▶ Your instructions: Please return all of the records that follow, exactly as written.

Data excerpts
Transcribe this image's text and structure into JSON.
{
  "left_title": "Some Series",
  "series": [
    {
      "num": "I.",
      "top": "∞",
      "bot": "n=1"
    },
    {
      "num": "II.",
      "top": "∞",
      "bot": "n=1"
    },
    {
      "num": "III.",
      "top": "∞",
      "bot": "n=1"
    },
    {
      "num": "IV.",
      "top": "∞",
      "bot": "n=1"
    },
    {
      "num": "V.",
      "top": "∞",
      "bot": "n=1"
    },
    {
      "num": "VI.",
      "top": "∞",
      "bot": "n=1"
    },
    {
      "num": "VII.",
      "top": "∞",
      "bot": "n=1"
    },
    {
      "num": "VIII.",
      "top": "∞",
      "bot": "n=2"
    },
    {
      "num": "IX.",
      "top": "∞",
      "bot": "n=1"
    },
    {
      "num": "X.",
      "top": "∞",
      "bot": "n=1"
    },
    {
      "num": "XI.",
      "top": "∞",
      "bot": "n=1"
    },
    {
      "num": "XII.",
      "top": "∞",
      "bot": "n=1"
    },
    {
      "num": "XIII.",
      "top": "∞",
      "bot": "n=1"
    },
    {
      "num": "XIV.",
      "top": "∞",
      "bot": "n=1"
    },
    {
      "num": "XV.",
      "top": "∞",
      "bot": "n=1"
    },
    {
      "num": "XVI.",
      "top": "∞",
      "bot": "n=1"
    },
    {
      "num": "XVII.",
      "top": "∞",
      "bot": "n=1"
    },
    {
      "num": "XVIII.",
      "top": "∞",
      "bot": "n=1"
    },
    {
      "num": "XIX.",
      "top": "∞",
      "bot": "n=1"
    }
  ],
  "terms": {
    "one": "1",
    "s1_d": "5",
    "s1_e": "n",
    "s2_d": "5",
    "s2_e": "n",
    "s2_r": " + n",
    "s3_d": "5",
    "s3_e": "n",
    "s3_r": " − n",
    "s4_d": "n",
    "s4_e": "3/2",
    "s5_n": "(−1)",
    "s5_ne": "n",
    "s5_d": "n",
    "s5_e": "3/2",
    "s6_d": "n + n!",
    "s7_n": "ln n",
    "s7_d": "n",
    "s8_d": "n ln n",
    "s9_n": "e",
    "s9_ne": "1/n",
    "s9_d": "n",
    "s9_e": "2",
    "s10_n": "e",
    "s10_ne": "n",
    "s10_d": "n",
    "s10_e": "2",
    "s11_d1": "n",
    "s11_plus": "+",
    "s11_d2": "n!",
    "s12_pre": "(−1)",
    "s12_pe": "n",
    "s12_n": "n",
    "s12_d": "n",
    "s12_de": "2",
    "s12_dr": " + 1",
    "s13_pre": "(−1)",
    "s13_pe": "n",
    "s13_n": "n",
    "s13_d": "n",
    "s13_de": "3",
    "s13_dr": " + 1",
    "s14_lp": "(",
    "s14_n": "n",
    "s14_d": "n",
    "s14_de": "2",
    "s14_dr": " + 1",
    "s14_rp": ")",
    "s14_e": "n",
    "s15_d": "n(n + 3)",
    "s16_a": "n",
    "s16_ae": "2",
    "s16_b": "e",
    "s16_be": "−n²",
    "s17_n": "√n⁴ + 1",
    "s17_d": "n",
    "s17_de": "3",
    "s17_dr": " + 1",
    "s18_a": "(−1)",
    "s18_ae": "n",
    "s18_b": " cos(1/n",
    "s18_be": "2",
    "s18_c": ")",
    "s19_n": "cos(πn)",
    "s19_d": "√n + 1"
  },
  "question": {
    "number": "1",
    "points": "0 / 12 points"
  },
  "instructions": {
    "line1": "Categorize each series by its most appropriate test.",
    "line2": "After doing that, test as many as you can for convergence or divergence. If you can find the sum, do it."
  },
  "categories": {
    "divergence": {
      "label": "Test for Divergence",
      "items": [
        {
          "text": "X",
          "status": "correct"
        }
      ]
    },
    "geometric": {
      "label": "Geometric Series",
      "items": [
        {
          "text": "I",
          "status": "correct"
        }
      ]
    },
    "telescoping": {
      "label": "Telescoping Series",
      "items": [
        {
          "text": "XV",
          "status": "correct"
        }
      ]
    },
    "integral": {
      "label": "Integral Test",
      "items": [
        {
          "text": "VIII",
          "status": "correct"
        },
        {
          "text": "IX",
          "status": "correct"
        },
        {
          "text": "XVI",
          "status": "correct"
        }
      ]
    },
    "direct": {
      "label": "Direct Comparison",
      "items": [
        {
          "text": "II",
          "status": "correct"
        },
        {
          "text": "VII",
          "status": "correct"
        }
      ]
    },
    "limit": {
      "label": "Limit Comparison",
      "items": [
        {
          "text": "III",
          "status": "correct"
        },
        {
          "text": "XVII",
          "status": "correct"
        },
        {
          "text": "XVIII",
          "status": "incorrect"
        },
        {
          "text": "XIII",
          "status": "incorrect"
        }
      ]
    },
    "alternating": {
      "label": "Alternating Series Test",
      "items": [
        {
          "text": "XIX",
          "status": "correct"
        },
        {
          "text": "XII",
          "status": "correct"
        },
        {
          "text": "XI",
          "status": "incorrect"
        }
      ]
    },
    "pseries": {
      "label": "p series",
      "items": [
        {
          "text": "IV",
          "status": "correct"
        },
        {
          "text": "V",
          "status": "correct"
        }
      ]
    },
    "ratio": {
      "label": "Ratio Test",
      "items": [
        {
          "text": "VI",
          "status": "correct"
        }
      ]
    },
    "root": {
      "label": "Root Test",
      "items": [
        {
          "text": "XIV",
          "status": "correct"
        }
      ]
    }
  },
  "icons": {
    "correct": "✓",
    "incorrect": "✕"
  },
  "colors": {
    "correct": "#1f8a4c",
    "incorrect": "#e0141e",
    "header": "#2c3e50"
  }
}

▶ Finished exercise:
Transcribe this image's text and structure into JSON.
{
  "left_title": "Some Series",
  "series": [
    {
      "num": "I.",
      "top": "∞",
      "bot": "n=1"
    },
    {
      "num": "II.",
      "top": "∞",
      "bot": "n=1"
    },
    {
      "num": "III.",
      "top": "∞",
      "bot": "n=1"
    },
    {
      "num": "IV.",
      "top": "∞",
      "bot": "n=1"
    },
    {
      "num": "V.",
      "top": "∞",
      "bot": "n=1"
    },
    {
      "num": "VI.",
      "top": "∞",
      "bot": "n=1"
    },
    {
      "num": "VII.",
      "top": "∞",
      "bot": "n=1"
    },
    {
      "num": "VIII.",
      "top": "∞",
      "bot": "n=2"
    },
    {
      "num": "IX.",
      "top": "∞",
      "bot": "n=1"
    },
    {
      "num": "X.",
      "top": "∞",
      "bot": "n=1"
    },
    {
      "num": "XI.",
      "top": "∞",
      "bot": "n=1"
    },
    {
      "num": "XII.",
      "top": "∞",
      "bot": "n=1"
    },
    {
      "num": "XIII.",
      "top": "∞",
      "bot": "n=1"
    },
    {
      "num": "XIV.",
      "top": "∞",
      "bot": "n=1"
    },
    {
      "num": "XV.",
      "top": "∞",
      "bot": "n=1"
    },
    {
      "num": "XVI.",
      "top": "∞",
      "bot": "n=1"
    },
    {
      "num": "XVII.",
      "top": "∞",
      "bot": "n=1"
    },
    {
      "num": "XVIII.",
      "top": "∞",
      "bot": "n=1"
    },
    {
      "num": "XIX.",
      "top": "∞",
      "bot": "n=1"
    }
  ],
  "terms": {
    "one": "1",
    "s1_d": "5",
    "s1_e": "n",
    "s2_d": "5",
    "s2_e": "n",
    "s2_r": " + n",
    "s3_d": "5",
    "s3_e": "n",
    "s3_r": " − n",
    "s4_d": "n",
    "s4_e": "3/2",
    "s5_n": "(−1)",
    "s5_ne": "n",
    "s5_d": "n",
    "s5_e": "3/2",
    "s6_d": "n + n!",
    "s7_n": "ln n",
    "s7_d": "n",
    "s8_d": "n ln n",
    "s9_n": "e",
    "s9_ne": "1/n",
    "s9_d": "n",
    "s9_e": "2",
    "s10_n": "e",
    "s10_ne": "n",
    "s10_d": "n",
    "s10_e": "2",
    "s11_d1": "n",
    "s11_plus": "+",
    "s11_d2": "n!",
    "s12_pre": "(−1)",
    "s12_pe": "n",
    "s12_n": "n",
    "s12_d": "n",
    "s12_de": "2",
    "s12_dr": " + 1",
    "s13_pre": "(−1)",
    "s13_pe": "n",
    "s13_n": "n",
    "s13_d": "n",
    "s13_de": "3",
    "s13_dr": " + 1",
    "s14_lp": "(",
    "s14_n": "n",
    "s14_d": "n",
    "s14_de": "2",
    "s14_dr": " + 1",
    "s14_rp": ")",
    "s14_e": "n",
    "s15_d": "n(n + 3)",
    "s16_a": "n",
    "s16_ae": "2",
    "s16_b": "e",
    "s16_be": "−n²",
    "s17_n": "√n⁴ + 1",
    "s17_d": "n",
    "s17_de": "3",
    "s17_dr": " + 1",
    "s18_a": "(−1)",
    "s18_ae": "n",
    "s18_b": " cos(1/n",
    "s18_be": "2",
    "s18_c": ")",
    "s19_n": "cos(πn)",
    "s19_d": "√n + 1"
  },
  "question": {
    "number": "1",
    "points": "0 / 12 points"
  },
  "instructions": {
    "line1": "Categorize each series by its most appropriate test.",
    "line2": "After doing that, test as many as you can for convergence or divergence. If you can find the sum, do it."
  },
  "categories": {
    "divergence": {
      "label": "Test for Divergence",
      "items": [
        {
          "text": "X",
          "status": "correct"
        }
      ]
    },
    "geometric": {
      "label": "Geometric Series",
      "items": [
        {
          "text": "I",
          "status": "correct"
        }
      ]
    },
    "telescoping": {
      "label": "Telescoping Series",
      "items": [
        {
          "text": "XV",
          "status": "correct"
        }
      ]
    },
    "integral": {
      "label": "Integral Test",
      "items": [
        {
          "text": "VIII",
          "status": "correct"
        },
        {
          "text": "IX",
          "status": "correct"
        },
        {
          "text": "XVI",
          "status": "correct"
        }
      ]
    },
    "direct": {
      "label": "Direct Comparison",
      "items": [
        {
          "text": "II",
          "status": "correct"
        },
        {
          "text": "VII",
          "status": "correct"
        }
      ]
    },
    "limit": {
      "label": "Limit Comparison",
      "items": [
        {
          "text": "III",
          "status": "correct"
        },
        {
          "text": "XVII",
          "status": "correct"
        },
        {
          "text": "XVIII",
          "status": "incorrect"
        },
        {
          "text": "XIII",
          "status": "incorrect"
        }
      ]
    },
    "alternating": {
      "label": "Alternating Series Test",
      "items": [
        {
          "text": "XIX",
          "status": "correct"
        },
        {
          "text": "XII",
          "status": "correct"
        },
        {
          "text": "XI",
          "status": "incorrect"
        }
      ]
    },
    "pseries": {
      "label": "p series",
      "items": [
        {
          "text": "IV",
          "status": "correct"
        },
        {
          "text": "V",
          "status": "correct"
        }
      ]
    },
    "ratio": {
      "label": "Ratio Test",
      "items": [
        {
          "text": "VI",
          "status": "correct"
        }
      ]
    },
    "root": {
      "label": "Root Test",
      "items": [
        {
          "text": "XIV",
          "status": "correct"
        }
      ]
    }
  },
  "icons": {
    "correct": "✓",
    "incorrect": "✕"
  },
  "colors": {
    "correct": "#1f8a4c",
    "incorrect": "#e0141e",
    "header": "#2c3e50"
  }
}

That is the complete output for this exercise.